**RECORDS FOR THIS TASK:**

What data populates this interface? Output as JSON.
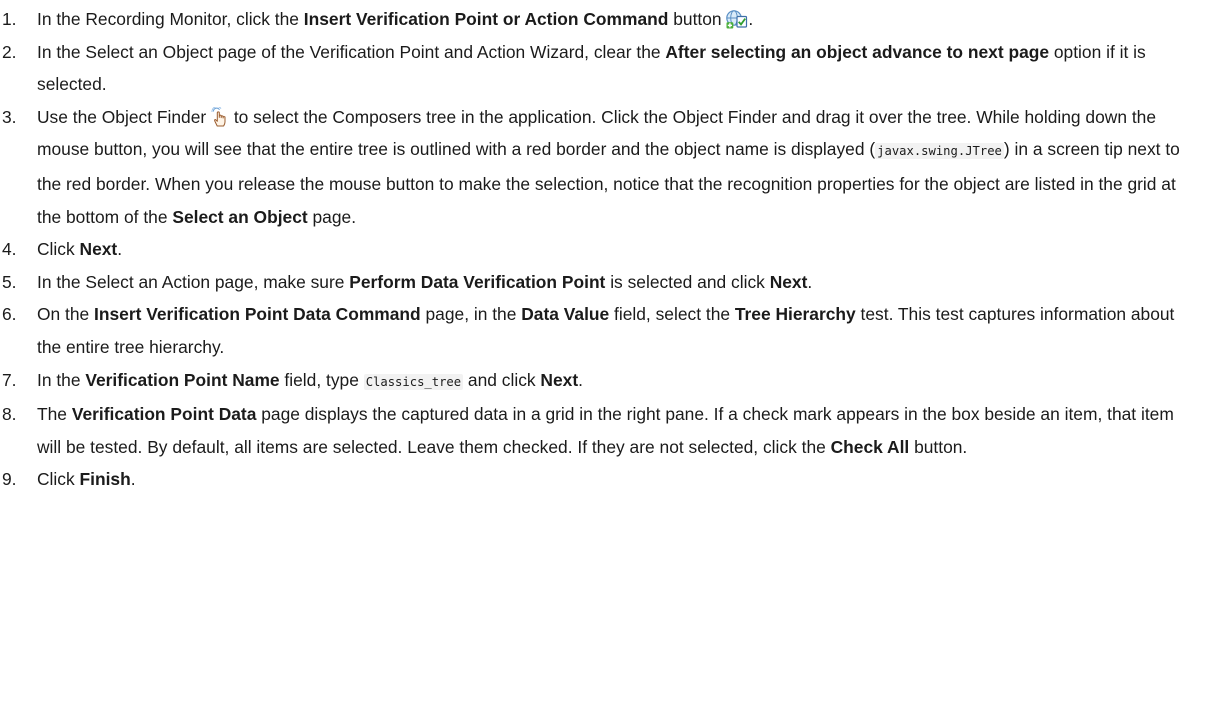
{
  "steps": [
    {
      "num": "1.",
      "t1": "In the Recording Monitor, click the ",
      "b1": "Insert Verification Point or Action Command",
      "t2": " button ",
      "icon": "insert-verification-point-icon",
      "t3": "."
    },
    {
      "num": "2.",
      "t1": "In the Select an Object page of the Verification Point and Action Wizard, clear the ",
      "b1": "After selecting an object advance to next page",
      "t2": " option if it is selected."
    },
    {
      "num": "3.",
      "t1": "Use the Object Finder ",
      "icon": "object-finder-hand-icon",
      "t2": " to select the Composers tree in the application. Click the Object Finder and drag it over the tree. While holding down the mouse button, you will see that the entire tree is outlined with a red border and the object name is displayed (",
      "code1": "javax.swing.JTree",
      "t3": ") in a screen tip next to the red border. When you release the mouse button to make the selection, notice that the recognition properties for the object are listed in the grid at the bottom of the ",
      "b1": "Select an Object",
      "t4": " page."
    },
    {
      "num": "4.",
      "t1": "Click ",
      "b1": "Next",
      "t2": "."
    },
    {
      "num": "5.",
      "t1": "In the Select an Action page, make sure ",
      "b1": "Perform Data Verification Point",
      "t2": " is selected and click ",
      "b2": "Next",
      "t3": "."
    },
    {
      "num": "6.",
      "t1": "On the ",
      "b1": "Insert Verification Point Data Command",
      "t2": " page, in the ",
      "b2": "Data Value",
      "t3": " field, select the ",
      "b3": "Tree Hierarchy",
      "t4": " test. This test captures information about the entire tree hierarchy."
    },
    {
      "num": "7.",
      "t1": "In the ",
      "b1": "Verification Point Name",
      "t2": " field, type ",
      "code1": "Classics_tree",
      "t3": " and click ",
      "b2": "Next",
      "t4": "."
    },
    {
      "num": "8.",
      "t1": "The ",
      "b1": "Verification Point Data",
      "t2": " page displays the captured data in a grid in the right pane. If a check mark appears in the box beside an item, that item will be tested. By default, all items are selected. Leave them checked. If they are not selected, click the ",
      "b2": "Check All",
      "t3": " button."
    },
    {
      "num": "9.",
      "t1": "Click ",
      "b1": "Finish",
      "t2": "."
    }
  ]
}
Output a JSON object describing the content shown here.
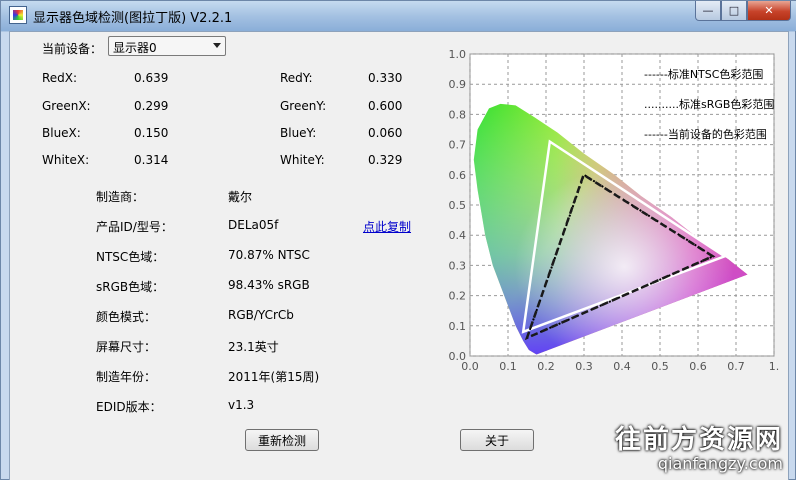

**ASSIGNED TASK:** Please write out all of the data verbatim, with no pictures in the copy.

**TASK ANSWER:**
What data populates this interface? Output as JSON.
{
  "steps": [
    {
      "num": "1.",
      "t1": "In the Recording Monitor, click the ",
      "b1": "Insert Verification Point or Action Command",
      "t2": " button ",
      "icon": "insert-verification-point-icon",
      "t3": "."
    },
    {
      "num": "2.",
      "t1": "In the Select an Object page of the Verification Point and Action Wizard, clear the ",
      "b1": "After selecting an object advance to next page",
      "t2": " option if it is selected."
    },
    {
      "num": "3.",
      "t1": "Use the Object Finder ",
      "icon": "object-finder-hand-icon",
      "t2": " to select the Composers tree in the application. Click the Object Finder and drag it over the tree. While holding down the mouse button, you will see that the entire tree is outlined with a red border and the object name is displayed (",
      "code1": "javax.swing.JTree",
      "t3": ") in a screen tip next to the red border. When you release the mouse button to make the selection, notice that the recognition properties for the object are listed in the grid at the bottom of the ",
      "b1": "Select an Object",
      "t4": " page."
    },
    {
      "num": "4.",
      "t1": "Click ",
      "b1": "Next",
      "t2": "."
    },
    {
      "num": "5.",
      "t1": "In the Select an Action page, make sure ",
      "b1": "Perform Data Verification Point",
      "t2": " is selected and click ",
      "b2": "Next",
      "t3": "."
    },
    {
      "num": "6.",
      "t1": "On the ",
      "b1": "Insert Verification Point Data Command",
      "t2": " page, in the ",
      "b2": "Data Value",
      "t3": " field, select the ",
      "b3": "Tree Hierarchy",
      "t4": " test. This test captures information about the entire tree hierarchy."
    },
    {
      "num": "7.",
      "t1": "In the ",
      "b1": "Verification Point Name",
      "t2": " field, type ",
      "code1": "Classics_tree",
      "t3": " and click ",
      "b2": "Next",
      "t4": "."
    },
    {
      "num": "8.",
      "t1": "The ",
      "b1": "Verification Point Data",
      "t2": " page displays the captured data in a grid in the right pane. If a check mark appears in the box beside an item, that item will be tested. By default, all items are selected. Leave them checked. If they are not selected, click the ",
      "b2": "Check All",
      "t3": " button."
    },
    {
      "num": "9.",
      "t1": "Click ",
      "b1": "Finish",
      "t2": "."
    }
  ]
}
Output a JSON object describing the content shown here.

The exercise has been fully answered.